Guess who the organizers of the Conservative Political Action Conference and their friends in GOProud are blaming for all the conservative groups dropping out of participation in their meeting next month.
Is David Keene, the president of the American Conservative Union, which hosts the annual event, blaming himself for approving a role by homosexual activists at CPAC?
Is Keene blaming himself for not noticing that his ex-wife and financial administrator was misplacing some $400,000 of donor money?
Is Keene blaming himself for not listening to his own board when they issued what amounted to a no-confidence vote on his GOProud decision?
Is Keene blaming himself for appointing to that board people with conflicts of interest and divided loyalties?
Is Keene blaming himself for having a tin ear, not seeking the counsel of many and by picking fights within the conservative movement in an effort to make himself look better with the press?
Or how about GOProud?
Are officials of that organization reflecting on how their own selfish interests have divided the movement they claim to support?
The across-the-board answer to those questions is an unequivocal no.
Keene and GOProud are blaming me.
GOProud Executive Director Jimmy LaSalvia told the Daily Caller that the controversy over his group’s involvement was “by and large driven by a man by the name of Joe Farah of WorldNetDaily.”
“He realized that it got him a lot of publicity,” LaSalvia said.
To which I have to reply, “It did?”
What publicity was that?
GOProud has been the happy recipient of at least 100 times the publicity I have received for challenging them. The tiny but well-funded group is on TV practically daily. I have not been on once to talk about this controversy – even to answer the ad hominem attacks dished out at me by name by GOProud, their surrogates and other hacks on all three cable news networks.
I guess hearing myself called names like “fake Christian” and “publicity whore” on television without any opportunity to respond is the kind of publicity I was seeking.

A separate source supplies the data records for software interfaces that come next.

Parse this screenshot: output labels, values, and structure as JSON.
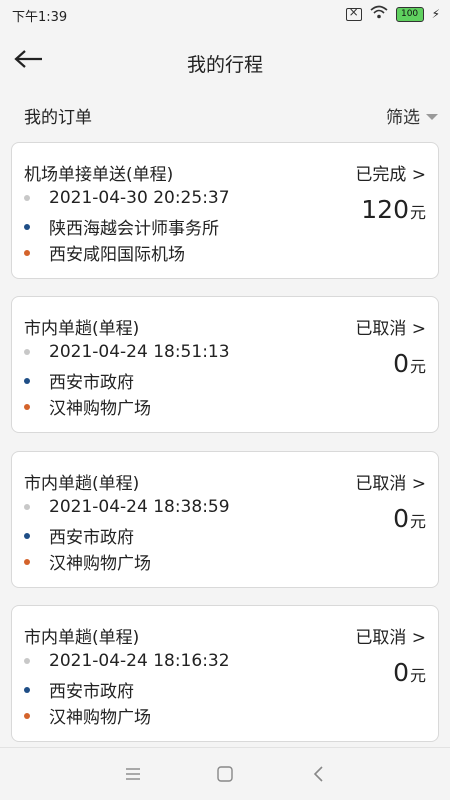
{
  "status_bar": {
    "time": "下午1:39",
    "battery": "100"
  },
  "header": {
    "title": "我的行程"
  },
  "list": {
    "title": "我的订单",
    "filter_label": "筛选"
  },
  "orders": [
    {
      "type": "机场单接单送(单程)",
      "status": "已完成 >",
      "datetime": "2021-04-30 20:25:37",
      "start": "陕西海越会计师事务所",
      "end": "西安咸阳国际机场",
      "price": "120",
      "unit": "元"
    },
    {
      "type": "市内单趟(单程)",
      "status": "已取消 >",
      "datetime": "2021-04-24 18:51:13",
      "start": "西安市政府",
      "end": "汉神购物广场",
      "price": "0",
      "unit": "元"
    },
    {
      "type": "市内单趟(单程)",
      "status": "已取消 >",
      "datetime": "2021-04-24 18:38:59",
      "start": "西安市政府",
      "end": "汉神购物广场",
      "price": "0",
      "unit": "元"
    },
    {
      "type": "市内单趟(单程)",
      "status": "已取消 >",
      "datetime": "2021-04-24 18:16:32",
      "start": "西安市政府",
      "end": "汉神购物广场",
      "price": "0",
      "unit": "元"
    }
  ],
  "colors": {
    "start_dot": "#1f4e86",
    "end_dot": "#d4632b",
    "time_dot": "#c8c8c8"
  }
}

What about Keene?
Keene dismissed the whole controversy as originating in what he called “the fever swamps” of WND, according to Politico.
What he didn’t mention was how much he tried to be a part of the fever swamps of WND several years ago. He wanted to be a columnist here. But I didn’t like the way he tried to sell his services as a political consultant to businesses by using his column, which appears instead in the apparently less discriminating fever swamps of Townhall and the Hill.
Keene’s memory is a little shorter.
He claims his troubles all started last year when I got mad at him because he wouldn’t permit me to talk about Barack Obama’s eligibility problems at CPAC.
I did get angry with Keene and his GOProud-supporting executive director, Lisa DiPasquale. But not for snubbing me and the eligibility issue. What angered me was the fact that neither had the decency and good manners to ever answer my courteous and polite written request, but instead boasted publicly about turning down my private request in an interview with the Los Angeles Times – using insulting and degrading language in an apparent effort to ingratiate themselves with the media elite.
Nevetheless, had Keene and DiPasquale been courteous and professional, I would still see that my news organization broke the news about the problems CPAC has created for itself over the last couple years. It’s just the right thing to do.
I’m proud of the work our staff has done on this story. And I have no regrets about my own outspokenness, because Keene and DiPasquale have to go if CPAC is to survive the mess they’ve made.